Doing Retirement Differently: Recalibrate – Transform – Reinvent

Doing Retirement Differently: Recalibrate – Transform – Reinvent

By Susan Spaulding

I’ve got a question for you if you’re nearing 65.
What does the “r-word” mean for you?  

I’m willing to bet that many answers would not necessarily fall into the “typical” plan for retirement. The Boomer Generation completely changed the social and cultural landscape, and that trend is continuing into retirement. For many, the same-old plan—quit work, kick back, take it easy—holds no charm. Maybe you don’t feel ready to give up the challenges and excitement of work. Maybe you’re ready to leave behind the career, but are just as motivated to start a new one. 

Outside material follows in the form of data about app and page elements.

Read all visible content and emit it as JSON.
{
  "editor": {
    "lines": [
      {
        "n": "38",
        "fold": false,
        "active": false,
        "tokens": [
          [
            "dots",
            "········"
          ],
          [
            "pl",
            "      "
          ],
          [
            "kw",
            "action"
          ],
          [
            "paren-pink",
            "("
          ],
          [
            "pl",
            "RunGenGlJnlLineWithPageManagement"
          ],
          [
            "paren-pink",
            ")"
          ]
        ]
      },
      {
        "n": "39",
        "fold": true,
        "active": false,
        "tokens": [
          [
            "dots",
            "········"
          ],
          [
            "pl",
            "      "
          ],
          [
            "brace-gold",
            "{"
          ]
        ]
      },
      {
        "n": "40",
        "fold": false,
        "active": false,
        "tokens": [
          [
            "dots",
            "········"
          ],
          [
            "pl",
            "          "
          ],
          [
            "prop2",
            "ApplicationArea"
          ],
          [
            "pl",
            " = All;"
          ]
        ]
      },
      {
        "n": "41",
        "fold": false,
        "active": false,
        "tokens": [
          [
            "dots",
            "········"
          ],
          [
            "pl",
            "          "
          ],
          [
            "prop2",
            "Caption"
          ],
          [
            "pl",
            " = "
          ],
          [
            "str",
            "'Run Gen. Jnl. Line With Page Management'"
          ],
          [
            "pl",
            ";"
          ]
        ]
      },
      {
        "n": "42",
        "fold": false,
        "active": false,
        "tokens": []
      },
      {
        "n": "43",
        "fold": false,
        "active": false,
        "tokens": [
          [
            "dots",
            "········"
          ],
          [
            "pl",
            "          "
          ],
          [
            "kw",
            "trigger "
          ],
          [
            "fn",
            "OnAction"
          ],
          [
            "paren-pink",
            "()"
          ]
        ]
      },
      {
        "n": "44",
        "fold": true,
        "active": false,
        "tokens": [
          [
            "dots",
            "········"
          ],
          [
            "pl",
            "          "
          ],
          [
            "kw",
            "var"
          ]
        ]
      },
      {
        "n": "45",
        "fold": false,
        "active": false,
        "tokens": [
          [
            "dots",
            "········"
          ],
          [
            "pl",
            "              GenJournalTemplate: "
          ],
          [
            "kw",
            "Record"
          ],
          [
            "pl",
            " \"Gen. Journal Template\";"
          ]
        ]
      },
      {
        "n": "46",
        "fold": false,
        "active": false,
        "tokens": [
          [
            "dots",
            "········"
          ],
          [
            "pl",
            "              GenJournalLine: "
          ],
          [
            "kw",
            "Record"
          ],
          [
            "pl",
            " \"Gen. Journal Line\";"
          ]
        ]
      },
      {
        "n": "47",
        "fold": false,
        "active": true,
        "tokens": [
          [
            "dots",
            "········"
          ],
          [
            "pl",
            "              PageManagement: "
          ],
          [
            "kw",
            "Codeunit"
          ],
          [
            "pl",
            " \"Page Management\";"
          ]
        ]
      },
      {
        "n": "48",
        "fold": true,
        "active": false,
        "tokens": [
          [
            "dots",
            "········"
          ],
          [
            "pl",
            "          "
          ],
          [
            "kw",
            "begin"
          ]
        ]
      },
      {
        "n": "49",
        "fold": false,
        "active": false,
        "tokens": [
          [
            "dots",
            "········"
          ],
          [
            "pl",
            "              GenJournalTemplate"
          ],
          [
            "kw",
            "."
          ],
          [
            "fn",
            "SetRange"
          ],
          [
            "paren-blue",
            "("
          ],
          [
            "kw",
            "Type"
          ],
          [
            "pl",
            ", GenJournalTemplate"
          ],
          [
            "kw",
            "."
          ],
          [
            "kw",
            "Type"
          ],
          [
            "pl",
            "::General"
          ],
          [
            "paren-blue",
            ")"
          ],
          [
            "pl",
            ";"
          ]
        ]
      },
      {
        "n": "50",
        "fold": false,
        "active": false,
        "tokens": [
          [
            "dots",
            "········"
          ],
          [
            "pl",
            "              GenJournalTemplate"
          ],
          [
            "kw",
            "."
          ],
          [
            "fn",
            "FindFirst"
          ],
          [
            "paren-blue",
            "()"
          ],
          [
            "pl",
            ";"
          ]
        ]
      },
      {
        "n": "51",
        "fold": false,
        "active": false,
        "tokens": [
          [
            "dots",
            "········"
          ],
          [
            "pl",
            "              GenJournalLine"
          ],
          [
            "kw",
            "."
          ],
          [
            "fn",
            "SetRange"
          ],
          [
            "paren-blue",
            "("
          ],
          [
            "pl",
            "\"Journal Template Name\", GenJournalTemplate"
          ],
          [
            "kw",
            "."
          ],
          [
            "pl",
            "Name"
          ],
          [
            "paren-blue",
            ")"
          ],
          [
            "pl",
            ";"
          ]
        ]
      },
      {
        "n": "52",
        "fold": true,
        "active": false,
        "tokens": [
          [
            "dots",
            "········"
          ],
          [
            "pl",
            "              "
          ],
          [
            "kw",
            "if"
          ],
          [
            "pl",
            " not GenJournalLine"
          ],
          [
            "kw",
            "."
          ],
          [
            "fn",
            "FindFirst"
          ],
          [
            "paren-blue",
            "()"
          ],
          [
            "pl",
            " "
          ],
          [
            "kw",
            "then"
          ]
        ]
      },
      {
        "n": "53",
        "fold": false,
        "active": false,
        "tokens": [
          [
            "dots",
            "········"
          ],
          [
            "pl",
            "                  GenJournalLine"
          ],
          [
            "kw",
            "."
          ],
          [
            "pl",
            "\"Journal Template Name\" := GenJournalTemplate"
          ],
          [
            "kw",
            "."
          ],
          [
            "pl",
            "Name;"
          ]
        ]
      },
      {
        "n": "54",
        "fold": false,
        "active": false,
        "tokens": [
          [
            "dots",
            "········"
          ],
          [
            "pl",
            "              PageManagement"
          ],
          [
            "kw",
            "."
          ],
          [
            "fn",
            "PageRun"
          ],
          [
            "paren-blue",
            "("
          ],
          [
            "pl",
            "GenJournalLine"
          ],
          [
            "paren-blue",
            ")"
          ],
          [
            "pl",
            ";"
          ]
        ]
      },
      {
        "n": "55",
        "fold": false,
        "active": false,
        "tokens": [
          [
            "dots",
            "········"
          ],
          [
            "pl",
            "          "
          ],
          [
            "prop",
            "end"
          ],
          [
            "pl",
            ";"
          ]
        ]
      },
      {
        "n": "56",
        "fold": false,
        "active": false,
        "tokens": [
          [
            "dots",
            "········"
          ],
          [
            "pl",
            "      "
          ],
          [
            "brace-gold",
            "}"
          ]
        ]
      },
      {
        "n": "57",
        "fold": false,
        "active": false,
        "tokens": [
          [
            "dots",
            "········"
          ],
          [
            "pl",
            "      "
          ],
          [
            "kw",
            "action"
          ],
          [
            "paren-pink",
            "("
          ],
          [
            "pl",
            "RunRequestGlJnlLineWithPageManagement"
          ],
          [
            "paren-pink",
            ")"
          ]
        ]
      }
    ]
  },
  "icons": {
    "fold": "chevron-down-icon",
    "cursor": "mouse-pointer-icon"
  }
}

It can be really exciting if you’re thinking about staying in the workforce longer or doing something completely different. But doing retirement differently also means having to deal with some tough questions. For example: 

  • After you’ve been working for 30 or more years, how do you reinvent yourself?
  • When you’ve followed a rhythm that has been working for you, what do you do when that rhythm no longer exists?
  • More importantly…how do you create a new story for yourself? 

Tough questions deserve thoughtful responses—and there is a simple way to start figuring out what retirement will look like for you. 

Reflect.

For a lot of people, retirement is less about a graceful exit and more about a complete reinvention. No matter what your future plans are, it’s still important to spend some time thinking about how these changes will impact you and what you want to become. Before you start out, it’s crucial to take inventory—not only will it help you process the changes you’ll experience, but it will also help you to clarify what your new life will look like. 

There are three good ways to start thinking about this. First, thinking about your purpose. What have you accomplished so far that’s given you the most satisfaction? What motivations and desires will drive your new life? 

Second, what is your passion? For a lot of people, it means going back to hobbies or interests that fell by the wayside a long time ago. Maybe there’s something calling you that you’ve never had the chance to explore. Listen to those feelings that draw you to a cause, a field, or an industry. 

Third, what does your personality say about you? The tough part about reinvention is learning to adapt to a new identity—so think about how others have viewed you in your past career. What skills or abilities distinguished you from the rest? Identifying those trademarks can help you to navigate changes and find a path that works for you. 

Recalibrate.

Once you’ve reflected on who you are, your passions, and those skills that make up who you are, it’s time to start organizing that information. 

Maybe you have a pretty good idea of what you want to do, or only the slightest hint. No matter what, the key is to take it slow! Test your ideas in tiny ways. Rather than applying for a non-profit job right away, could you spend a few weeks volunteering? Rather than taking six months off to travel Asia, how about a two-week test run? Give yourself permission to experiment in tiny ways and move on if it isn’t working out. It’s just fine to test the waters, but it’s miserable to jump in with both feet and find out it’s freezing! 

Another important part of recalibrating is community. You may feel like you’re starting out on your own—leaving behind the support and friends that you had in your career. But there are new friends and new communities that can help you start a new life for yourself. Before you start out, start looking for those places where others are dealing with the same questions. Connect with people who are doing what you think you might like to do. Ask questions and get involved! No matter where you’re headed, people who’ve been there before can be a great resource. 

Doing retirement differently doesn’t just happen—it takes a lot of soul-searching, testing, and recalibrating plans before you hit on something that fits. But most of all, don’t be anxious—be excited! Every day, people are transforming retirement into something different that is a good fit for them. 

[vcex_divider color=”#dddddd” width=”100%” height=”1px” margin_top=”20″ margin_bottom=”20″]

Written by Susan Spaulding, award-winning businesswoman, consultant, and author of Recalibrate for Life 2.0, Transition Stories for Business Leaders.